↓

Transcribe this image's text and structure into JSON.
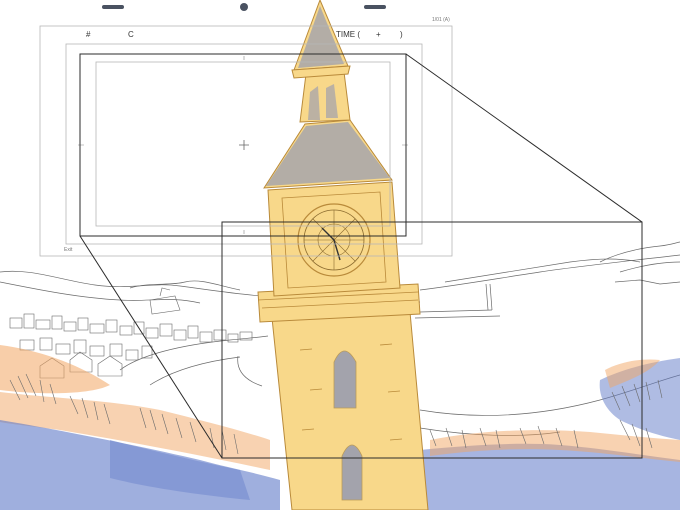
{
  "sheet": {
    "field_label": "#",
    "cut_label": "C",
    "time_label": "TIME (",
    "time_plus": "+",
    "time_close": ")",
    "page_no": "1/01 (A)",
    "corner_mark": "Exit"
  },
  "colors": {
    "tower_fill": "#f8d88a",
    "tower_line": "#b98a3a",
    "shade_blue": "#5f79c8",
    "shade_orange": "#f2a563",
    "pencil": "#6a6a6a",
    "frame": "#2b2b2b",
    "frame_light": "#b7b7b7",
    "knob": "#4a5261"
  },
  "icons": {
    "top_handles": "pill-and-dot-handles",
    "center_cross": "crosshair-icon"
  }
}
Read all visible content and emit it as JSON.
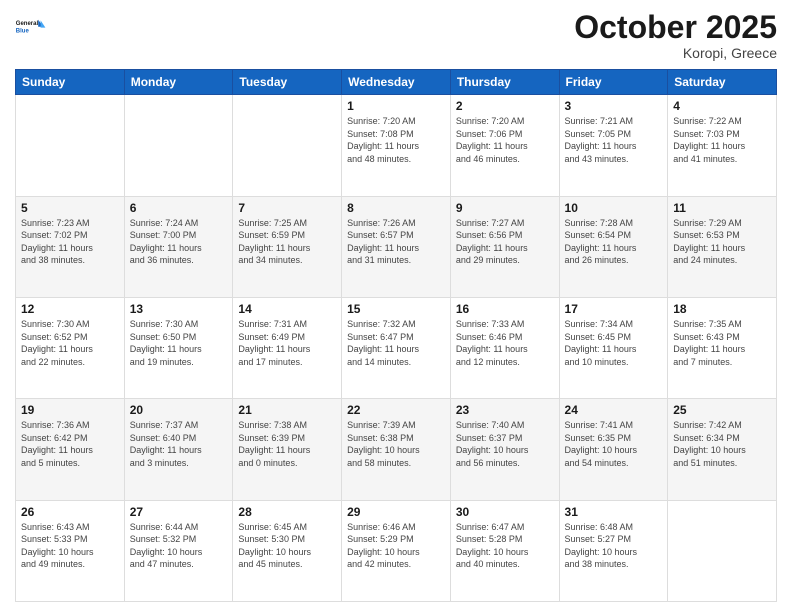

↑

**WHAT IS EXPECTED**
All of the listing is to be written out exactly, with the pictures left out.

**SOLUTION**
Transcribe this image's text and structure into JSON.
{
  "sheet": {
    "field_label": "#",
    "cut_label": "C",
    "time_label": "TIME (",
    "time_plus": "+",
    "time_close": ")",
    "page_no": "1/01 (A)",
    "corner_mark": "Exit"
  },
  "colors": {
    "tower_fill": "#f8d88a",
    "tower_line": "#b98a3a",
    "shade_blue": "#5f79c8",
    "shade_orange": "#f2a563",
    "pencil": "#6a6a6a",
    "frame": "#2b2b2b",
    "frame_light": "#b7b7b7",
    "knob": "#4a5261"
  },
  "icons": {
    "top_handles": "pill-and-dot-handles",
    "center_cross": "crosshair-icon"
  }
}
Read all visible content and emit it as JSON.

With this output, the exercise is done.